Stephen E. Maizlish
Chase, Salmon Portland (13 January 1808–07 May 1873), statesman, antislavery leader, and chief justice of the U.S. Supreme Court, was born in Cornish, New Hampshire, the son of Ithamar Chase, a glassmaker and tavernkeeper, and Janette Ralston. When Chase was nine years old, his father died. To ease the financial burden on his mother, Chase, the eighth of eleven children, moved to Ohio and lived with his uncle ...
Merton L. Dillon
Giddings, Joshua Reed (06 October 1795–27 May 1864), antislavery congressman, was born in Bradford County, Pennsylvania, the son of Joshua Giddings and Elizabeth Pease, farmers. At the age of ten he moved with his parents to Ashtabula County in Ohio’s Western Reserve, where he lived for the rest of his life. In 1819 he married Laura Waters, with whom he had seven children, two of whom died in infancy. Lacking virtually all formal education, Giddings nonetheless studied law with Elisha Whittlesey, later a U.S. representative, and established a successful practice. After losing his considerable investments in western lands in the panic of 1837 and becoming estranged from his former law partner, future U.S. Senator ...
Frederick J. Blue

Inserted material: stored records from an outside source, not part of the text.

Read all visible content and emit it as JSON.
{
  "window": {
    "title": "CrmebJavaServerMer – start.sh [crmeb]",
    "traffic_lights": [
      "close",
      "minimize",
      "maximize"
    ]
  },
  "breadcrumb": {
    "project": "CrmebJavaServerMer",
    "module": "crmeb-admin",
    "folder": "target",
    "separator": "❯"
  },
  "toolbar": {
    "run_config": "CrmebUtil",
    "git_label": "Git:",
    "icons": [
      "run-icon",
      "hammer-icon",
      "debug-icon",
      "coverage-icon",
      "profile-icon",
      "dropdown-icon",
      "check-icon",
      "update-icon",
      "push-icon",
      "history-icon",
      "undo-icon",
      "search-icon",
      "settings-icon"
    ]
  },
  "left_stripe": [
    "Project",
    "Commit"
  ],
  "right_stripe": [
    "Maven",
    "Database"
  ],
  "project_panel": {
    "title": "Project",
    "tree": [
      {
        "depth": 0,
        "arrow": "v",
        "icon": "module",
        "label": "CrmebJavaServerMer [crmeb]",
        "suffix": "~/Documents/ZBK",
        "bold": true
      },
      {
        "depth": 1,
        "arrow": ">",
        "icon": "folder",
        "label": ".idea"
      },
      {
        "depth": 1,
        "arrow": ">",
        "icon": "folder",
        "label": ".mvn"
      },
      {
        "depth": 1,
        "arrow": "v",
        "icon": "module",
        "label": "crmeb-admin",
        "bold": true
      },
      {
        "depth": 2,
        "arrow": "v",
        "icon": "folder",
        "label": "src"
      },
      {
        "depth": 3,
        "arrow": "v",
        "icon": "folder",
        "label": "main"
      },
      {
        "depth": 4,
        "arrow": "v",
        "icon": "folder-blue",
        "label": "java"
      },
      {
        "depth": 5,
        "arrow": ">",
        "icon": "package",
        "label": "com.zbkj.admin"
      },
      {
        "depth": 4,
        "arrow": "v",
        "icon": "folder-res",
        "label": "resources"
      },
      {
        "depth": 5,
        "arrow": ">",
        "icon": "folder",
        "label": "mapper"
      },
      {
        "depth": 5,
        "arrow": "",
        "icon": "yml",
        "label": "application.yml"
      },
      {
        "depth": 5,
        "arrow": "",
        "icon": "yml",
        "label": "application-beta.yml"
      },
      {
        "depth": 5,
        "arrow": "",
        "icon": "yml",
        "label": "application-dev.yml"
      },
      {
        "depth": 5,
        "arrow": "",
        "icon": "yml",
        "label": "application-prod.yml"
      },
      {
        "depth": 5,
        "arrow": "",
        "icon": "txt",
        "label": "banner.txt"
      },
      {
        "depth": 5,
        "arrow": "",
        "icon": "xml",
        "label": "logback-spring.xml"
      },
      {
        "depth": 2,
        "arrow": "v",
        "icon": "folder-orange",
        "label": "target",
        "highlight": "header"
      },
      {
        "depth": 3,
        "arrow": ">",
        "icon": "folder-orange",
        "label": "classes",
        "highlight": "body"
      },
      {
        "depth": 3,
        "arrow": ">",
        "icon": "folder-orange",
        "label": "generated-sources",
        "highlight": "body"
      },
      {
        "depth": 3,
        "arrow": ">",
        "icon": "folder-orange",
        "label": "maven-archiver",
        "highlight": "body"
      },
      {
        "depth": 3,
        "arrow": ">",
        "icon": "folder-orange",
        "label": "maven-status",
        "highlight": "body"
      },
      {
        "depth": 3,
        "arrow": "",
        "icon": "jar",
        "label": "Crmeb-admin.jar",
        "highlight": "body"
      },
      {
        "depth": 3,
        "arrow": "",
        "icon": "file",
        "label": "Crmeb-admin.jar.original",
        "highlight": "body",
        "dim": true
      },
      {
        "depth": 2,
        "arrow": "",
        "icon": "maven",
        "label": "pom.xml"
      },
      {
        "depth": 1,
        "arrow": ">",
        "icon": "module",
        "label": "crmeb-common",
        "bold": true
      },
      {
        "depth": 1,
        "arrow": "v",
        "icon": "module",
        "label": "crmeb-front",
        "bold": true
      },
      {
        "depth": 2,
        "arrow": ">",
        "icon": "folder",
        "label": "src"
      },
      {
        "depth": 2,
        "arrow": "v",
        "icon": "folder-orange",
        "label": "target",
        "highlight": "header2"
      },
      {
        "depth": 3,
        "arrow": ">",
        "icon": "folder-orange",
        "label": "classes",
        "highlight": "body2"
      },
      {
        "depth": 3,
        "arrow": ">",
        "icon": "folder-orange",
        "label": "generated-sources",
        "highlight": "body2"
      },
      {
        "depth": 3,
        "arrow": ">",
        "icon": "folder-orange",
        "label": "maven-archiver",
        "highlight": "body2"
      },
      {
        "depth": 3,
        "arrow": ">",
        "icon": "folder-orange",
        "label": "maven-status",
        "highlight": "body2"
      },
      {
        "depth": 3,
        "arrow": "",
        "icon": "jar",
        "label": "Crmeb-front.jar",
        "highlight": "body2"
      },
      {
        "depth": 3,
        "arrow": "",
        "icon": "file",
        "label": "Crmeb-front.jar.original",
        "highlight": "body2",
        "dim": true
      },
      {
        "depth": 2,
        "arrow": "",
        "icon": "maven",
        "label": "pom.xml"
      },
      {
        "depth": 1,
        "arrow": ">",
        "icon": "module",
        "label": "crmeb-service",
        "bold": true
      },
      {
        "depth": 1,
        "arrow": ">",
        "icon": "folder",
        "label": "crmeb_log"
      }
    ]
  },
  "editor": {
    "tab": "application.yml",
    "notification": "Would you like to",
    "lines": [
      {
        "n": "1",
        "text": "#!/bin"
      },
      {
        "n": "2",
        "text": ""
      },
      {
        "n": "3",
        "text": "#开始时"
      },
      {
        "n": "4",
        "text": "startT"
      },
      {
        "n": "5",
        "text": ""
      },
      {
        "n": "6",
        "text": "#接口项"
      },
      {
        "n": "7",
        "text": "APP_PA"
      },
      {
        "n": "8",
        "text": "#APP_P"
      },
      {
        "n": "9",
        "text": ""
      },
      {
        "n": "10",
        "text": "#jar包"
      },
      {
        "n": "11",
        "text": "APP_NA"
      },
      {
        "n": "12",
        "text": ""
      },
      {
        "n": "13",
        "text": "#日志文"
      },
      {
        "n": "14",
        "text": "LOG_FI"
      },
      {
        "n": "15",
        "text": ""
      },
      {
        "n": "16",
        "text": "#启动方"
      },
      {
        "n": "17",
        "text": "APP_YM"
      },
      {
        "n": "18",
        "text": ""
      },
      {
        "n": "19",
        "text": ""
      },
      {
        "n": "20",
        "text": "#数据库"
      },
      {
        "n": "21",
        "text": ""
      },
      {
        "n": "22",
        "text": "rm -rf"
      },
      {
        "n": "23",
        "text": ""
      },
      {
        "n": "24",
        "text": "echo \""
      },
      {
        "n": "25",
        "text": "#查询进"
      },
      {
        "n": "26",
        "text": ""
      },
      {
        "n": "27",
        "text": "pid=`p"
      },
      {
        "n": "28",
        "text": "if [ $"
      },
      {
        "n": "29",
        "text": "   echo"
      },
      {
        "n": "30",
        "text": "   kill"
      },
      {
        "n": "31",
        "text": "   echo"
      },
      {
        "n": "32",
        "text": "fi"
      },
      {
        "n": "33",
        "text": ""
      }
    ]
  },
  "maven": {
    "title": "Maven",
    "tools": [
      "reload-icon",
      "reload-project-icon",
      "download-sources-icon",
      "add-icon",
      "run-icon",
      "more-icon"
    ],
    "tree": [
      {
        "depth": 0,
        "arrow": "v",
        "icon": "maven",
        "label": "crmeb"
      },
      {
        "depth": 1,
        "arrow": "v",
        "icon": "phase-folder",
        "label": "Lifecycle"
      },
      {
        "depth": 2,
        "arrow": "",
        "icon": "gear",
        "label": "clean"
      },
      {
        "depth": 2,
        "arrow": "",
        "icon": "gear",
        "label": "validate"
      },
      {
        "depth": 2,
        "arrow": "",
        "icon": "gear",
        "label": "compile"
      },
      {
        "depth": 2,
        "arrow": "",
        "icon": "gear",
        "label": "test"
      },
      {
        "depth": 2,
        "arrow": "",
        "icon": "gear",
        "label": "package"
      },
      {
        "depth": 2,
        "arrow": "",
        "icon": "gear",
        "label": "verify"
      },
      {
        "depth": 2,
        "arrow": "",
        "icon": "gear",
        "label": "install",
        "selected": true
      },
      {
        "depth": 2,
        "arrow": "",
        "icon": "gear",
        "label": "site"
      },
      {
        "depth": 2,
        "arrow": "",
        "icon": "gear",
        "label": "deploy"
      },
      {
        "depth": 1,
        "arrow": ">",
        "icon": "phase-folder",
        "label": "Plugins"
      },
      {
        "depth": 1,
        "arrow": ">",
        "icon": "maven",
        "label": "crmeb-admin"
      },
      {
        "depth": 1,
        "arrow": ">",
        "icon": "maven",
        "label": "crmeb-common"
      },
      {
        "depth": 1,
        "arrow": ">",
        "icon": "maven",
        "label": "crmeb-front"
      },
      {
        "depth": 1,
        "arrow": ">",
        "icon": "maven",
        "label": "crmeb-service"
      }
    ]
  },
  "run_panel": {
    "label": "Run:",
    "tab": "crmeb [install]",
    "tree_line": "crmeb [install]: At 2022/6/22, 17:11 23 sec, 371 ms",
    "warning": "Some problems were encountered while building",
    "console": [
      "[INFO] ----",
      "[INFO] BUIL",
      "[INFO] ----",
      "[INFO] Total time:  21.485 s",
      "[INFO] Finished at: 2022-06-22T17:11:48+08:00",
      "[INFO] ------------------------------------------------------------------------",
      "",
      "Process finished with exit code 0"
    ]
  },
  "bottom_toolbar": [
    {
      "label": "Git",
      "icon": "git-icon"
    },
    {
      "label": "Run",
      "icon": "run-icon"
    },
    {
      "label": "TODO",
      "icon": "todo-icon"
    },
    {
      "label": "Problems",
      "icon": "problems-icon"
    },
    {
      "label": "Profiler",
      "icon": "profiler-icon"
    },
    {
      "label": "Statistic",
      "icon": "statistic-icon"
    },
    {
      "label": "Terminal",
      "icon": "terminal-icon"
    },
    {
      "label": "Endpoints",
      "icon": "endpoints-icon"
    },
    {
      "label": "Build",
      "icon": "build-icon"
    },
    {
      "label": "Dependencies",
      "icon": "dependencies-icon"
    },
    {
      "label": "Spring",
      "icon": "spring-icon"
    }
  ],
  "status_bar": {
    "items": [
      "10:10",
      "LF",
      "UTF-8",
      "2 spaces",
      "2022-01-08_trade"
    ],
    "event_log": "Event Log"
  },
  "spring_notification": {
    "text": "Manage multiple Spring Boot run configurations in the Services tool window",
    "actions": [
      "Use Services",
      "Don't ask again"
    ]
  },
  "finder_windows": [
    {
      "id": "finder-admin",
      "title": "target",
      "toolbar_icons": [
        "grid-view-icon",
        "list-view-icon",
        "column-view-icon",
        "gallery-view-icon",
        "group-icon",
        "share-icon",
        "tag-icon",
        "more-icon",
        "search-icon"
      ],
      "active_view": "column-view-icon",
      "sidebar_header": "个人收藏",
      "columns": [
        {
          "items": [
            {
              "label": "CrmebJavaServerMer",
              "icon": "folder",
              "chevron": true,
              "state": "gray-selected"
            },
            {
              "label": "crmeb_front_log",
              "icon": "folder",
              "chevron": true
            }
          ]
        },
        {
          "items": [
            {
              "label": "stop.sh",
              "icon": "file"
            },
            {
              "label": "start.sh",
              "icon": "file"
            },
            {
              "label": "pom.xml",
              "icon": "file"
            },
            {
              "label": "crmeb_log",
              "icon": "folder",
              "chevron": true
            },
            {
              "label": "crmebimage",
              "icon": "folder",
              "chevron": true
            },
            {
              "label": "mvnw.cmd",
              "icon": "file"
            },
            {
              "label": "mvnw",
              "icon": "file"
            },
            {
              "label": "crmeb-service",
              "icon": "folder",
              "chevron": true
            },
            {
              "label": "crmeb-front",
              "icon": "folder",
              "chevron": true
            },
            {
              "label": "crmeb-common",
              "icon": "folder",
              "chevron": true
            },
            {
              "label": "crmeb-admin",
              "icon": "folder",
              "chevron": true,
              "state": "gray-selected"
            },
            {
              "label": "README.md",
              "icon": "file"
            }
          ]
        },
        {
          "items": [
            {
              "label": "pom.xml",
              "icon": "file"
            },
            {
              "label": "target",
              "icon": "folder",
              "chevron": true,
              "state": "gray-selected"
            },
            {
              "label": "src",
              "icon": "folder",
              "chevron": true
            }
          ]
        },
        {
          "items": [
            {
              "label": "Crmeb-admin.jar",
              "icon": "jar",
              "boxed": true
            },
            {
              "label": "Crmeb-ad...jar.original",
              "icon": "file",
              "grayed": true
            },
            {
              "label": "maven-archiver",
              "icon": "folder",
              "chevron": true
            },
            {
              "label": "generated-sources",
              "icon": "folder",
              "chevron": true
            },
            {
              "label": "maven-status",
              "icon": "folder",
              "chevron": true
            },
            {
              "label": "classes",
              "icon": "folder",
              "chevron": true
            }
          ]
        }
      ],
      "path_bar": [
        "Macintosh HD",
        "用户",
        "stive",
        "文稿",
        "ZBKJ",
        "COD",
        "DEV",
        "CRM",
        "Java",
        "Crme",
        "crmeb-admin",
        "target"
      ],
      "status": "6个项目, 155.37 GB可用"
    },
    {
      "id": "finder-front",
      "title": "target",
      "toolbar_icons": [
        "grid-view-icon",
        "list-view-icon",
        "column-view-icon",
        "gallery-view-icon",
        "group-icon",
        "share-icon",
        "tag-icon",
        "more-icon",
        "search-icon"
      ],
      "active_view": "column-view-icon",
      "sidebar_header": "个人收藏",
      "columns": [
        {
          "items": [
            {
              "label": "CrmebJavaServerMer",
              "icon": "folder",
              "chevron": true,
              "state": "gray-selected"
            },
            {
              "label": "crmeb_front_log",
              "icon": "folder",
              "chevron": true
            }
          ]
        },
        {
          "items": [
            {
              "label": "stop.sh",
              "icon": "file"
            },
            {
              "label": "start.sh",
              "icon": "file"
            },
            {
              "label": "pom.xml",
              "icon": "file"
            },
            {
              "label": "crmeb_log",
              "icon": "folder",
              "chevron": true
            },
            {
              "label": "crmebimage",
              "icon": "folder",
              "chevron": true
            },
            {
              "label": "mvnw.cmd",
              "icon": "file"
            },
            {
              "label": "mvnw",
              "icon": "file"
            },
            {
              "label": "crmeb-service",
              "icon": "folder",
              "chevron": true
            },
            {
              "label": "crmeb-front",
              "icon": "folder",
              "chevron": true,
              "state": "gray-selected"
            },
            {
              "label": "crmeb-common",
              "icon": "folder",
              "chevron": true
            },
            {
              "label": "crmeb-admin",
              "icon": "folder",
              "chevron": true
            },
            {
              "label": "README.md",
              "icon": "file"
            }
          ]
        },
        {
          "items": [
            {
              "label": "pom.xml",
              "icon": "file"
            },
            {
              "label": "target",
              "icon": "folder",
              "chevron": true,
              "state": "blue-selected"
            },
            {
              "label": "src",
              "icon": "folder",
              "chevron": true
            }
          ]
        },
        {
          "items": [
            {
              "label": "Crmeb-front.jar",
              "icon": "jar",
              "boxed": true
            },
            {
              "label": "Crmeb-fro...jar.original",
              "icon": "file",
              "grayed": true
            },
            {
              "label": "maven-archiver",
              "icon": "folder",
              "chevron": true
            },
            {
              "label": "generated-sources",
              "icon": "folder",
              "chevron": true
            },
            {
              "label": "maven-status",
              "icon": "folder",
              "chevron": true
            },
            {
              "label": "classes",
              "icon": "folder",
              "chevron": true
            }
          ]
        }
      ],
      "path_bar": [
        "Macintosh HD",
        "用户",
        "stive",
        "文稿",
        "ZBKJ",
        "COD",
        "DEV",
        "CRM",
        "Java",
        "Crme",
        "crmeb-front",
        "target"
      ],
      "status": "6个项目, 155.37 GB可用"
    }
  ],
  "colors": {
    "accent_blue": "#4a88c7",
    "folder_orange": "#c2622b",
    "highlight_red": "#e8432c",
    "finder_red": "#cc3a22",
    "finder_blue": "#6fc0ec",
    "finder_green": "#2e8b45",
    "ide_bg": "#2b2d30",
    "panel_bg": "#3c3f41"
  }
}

Lovejoy, Owen (06 January 1811–25 March 1864), congressman and Congregational minister, was born in Albion, Maine, the son of Rev. Daniel Lovejoy, a Presbyterian minister, and Elizabeth Pattee. One of eight children of highly religious parents, Lovejoy entered Bowdoin College in 1830 but left in 1833 following the death of his father. He taught school to support himself in college and studied law. In 1836, having already become a convert to abolitionism, apparently influenced by ...